  5. Hold your breath for the same number of seconds it took you to breathe in.
  6. Exhale for the same number of seconds that it took you to inhale.
  7. Repeat five times — each time try and make the inhale last longer, and therefore the whole sequence last longer.
  8. At the end of the fifth exhale, breathe normally again,
  9. Do a body scan starting from your toes and trace your mind up your legs, trunk, upper body, and finish at the top of your head. Check in with each part of your body and concentrate on how these individual parts feel as you go. This is not easy to do to begin with, so don’t get discouraged if you can’t really feel anything.
    Sit with your eyes closed after that for as long as you like. This could be 2 seconds, it could be 2 hours. There is no right or wrong amount of time to meditate.

Pro tip: Don’t expect to “enjoy” meditation. I have been practicing for years and I still cannot say I “enjoy” it. What I do enjoy, is the mind control it allows me. I can chose whether to engage in an emotional reaction I am having. I can chose not to feel stressed if I think that feeling stressed is not going to be productive. That is what I enjoy.

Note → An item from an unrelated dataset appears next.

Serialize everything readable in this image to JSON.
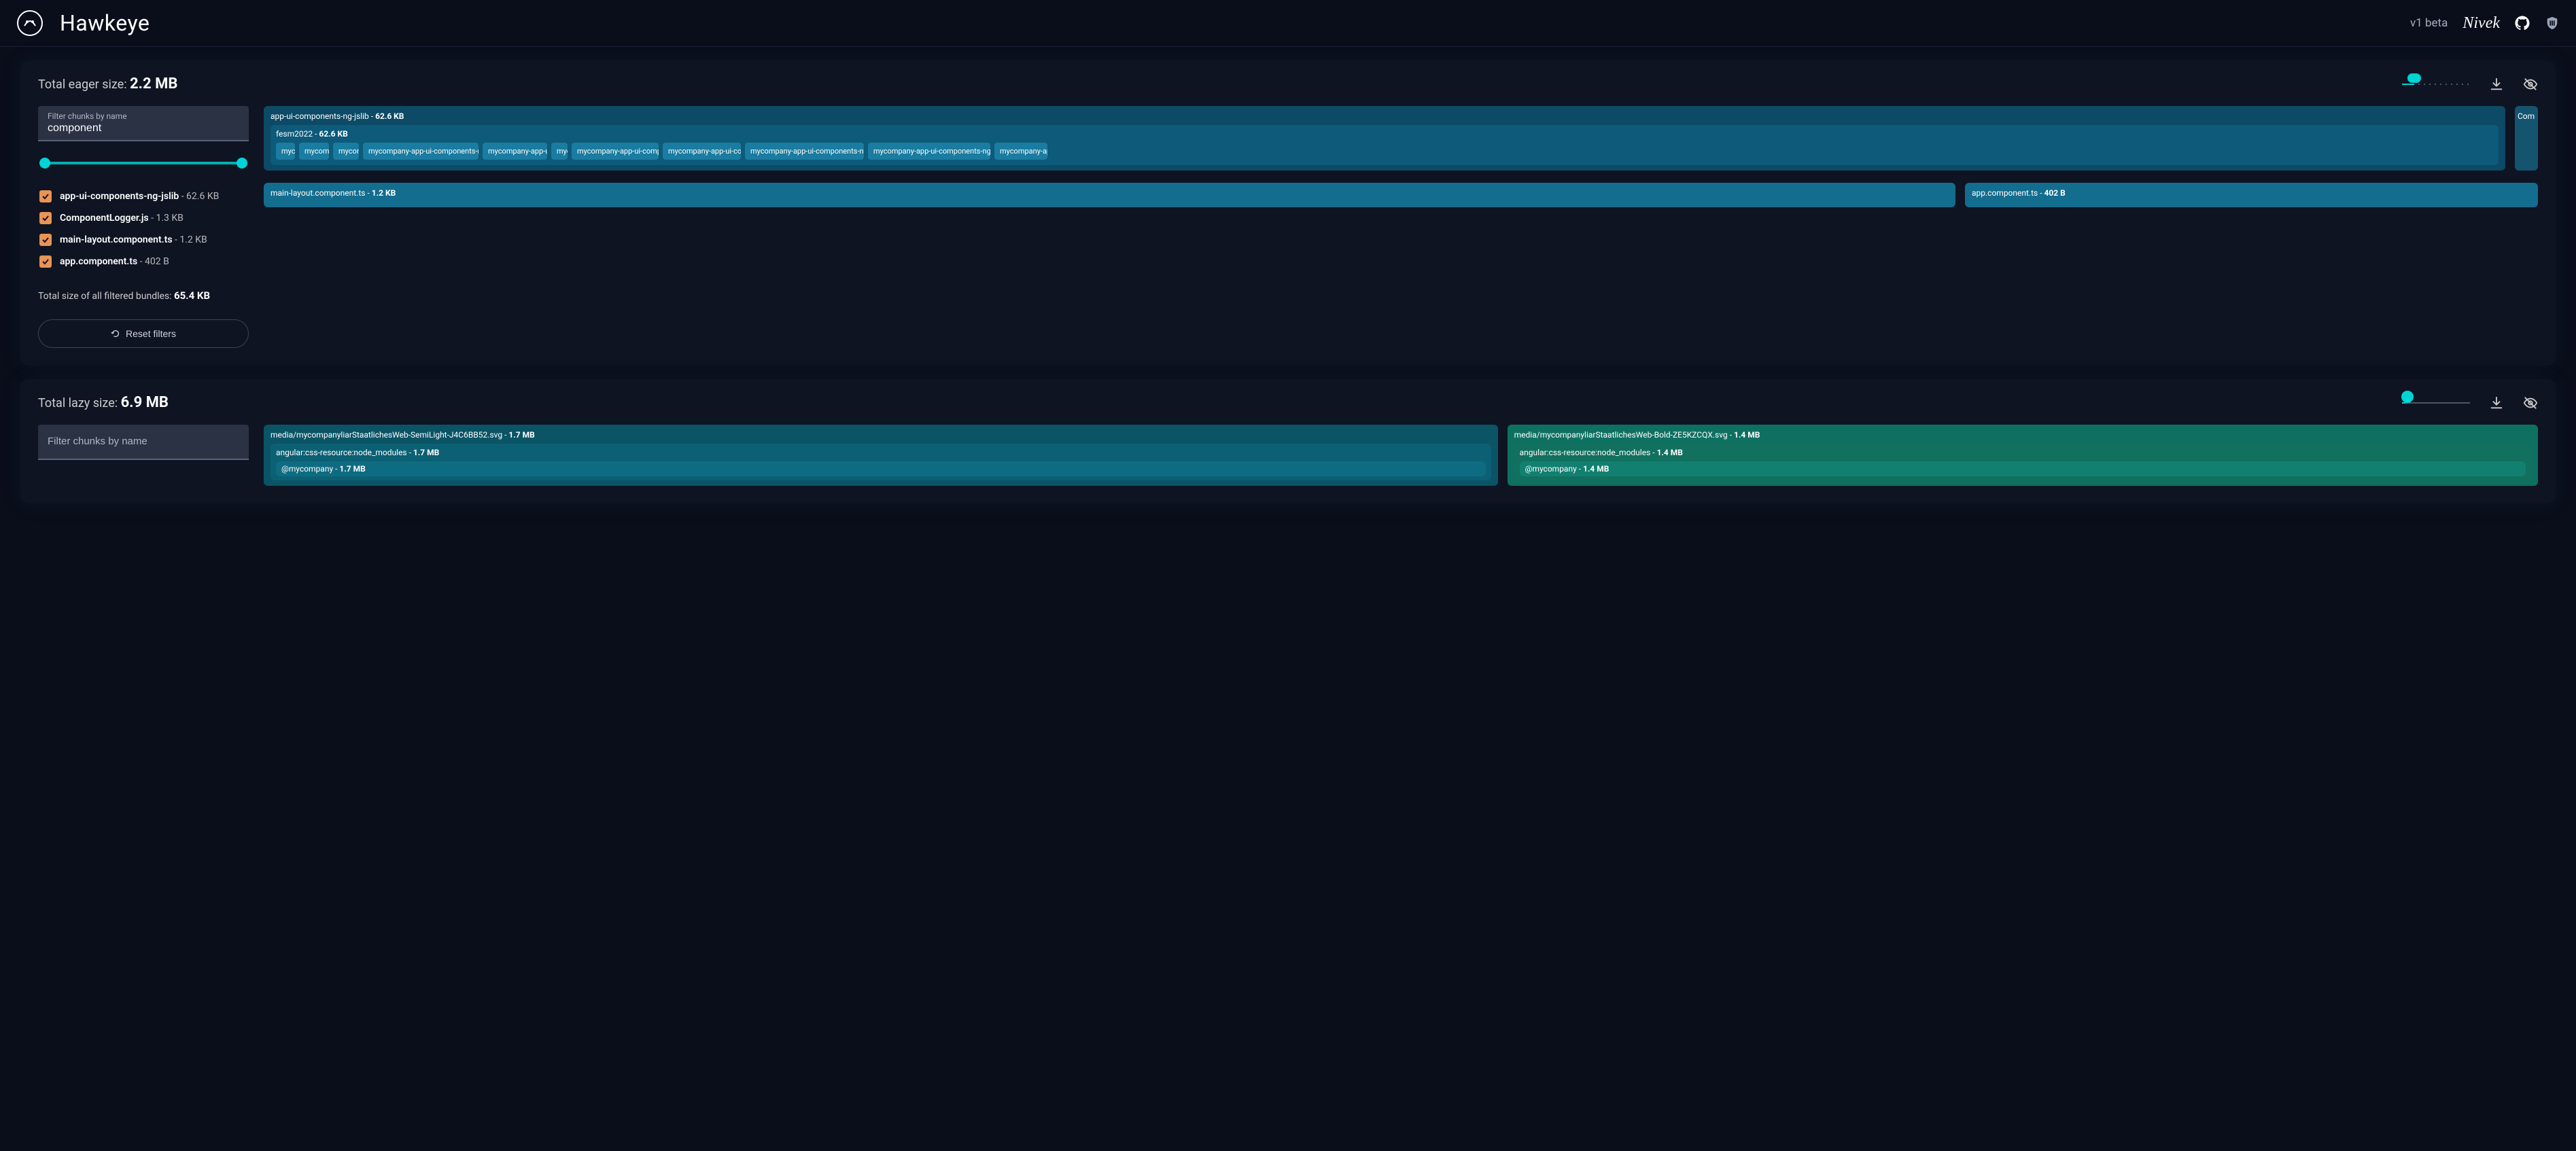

Mediation for me is a means to an ends. It’s like studying for a test, or learning a new skill. I don’t meditate for the sake of being good at meditating, I meditate because I want to be good at controlling my levels of stress and anxiety.



Baer, R. A. (2003). Mindfulness training as a clinical intervention: A conceptual and empirical review. Clinical Psychology: Science and Practice, 10, 125-143. doi: 10.1093/ clipsy.bpg0

Carmody, J. (2009). Evolving conceptions of mindfulness in clinical settings. Journal of Cognitive Psychotherapy: An International Quarterly, 23(3), 270-280

Corstorphine, E. (2006). Cognitive-emotional-behavioural therapy for the eating disorders: Working with beliefs about emotions. European Eating Disorders Review, 14, 448-461. doi: 10.1002/erv.747
Hamilton, N. A., Kitzman, H., & Guyotte, S. (2006). Enhancing health and emotion: Mindfulness as a missing link between cognitive therapy and positive psychology. Journal of Cognitive Psychotherapy: An International Quarterly, 20(2), 123-134.




This article was written for AEDRA for Tabitha Farrar. 

You can find out more at her blog: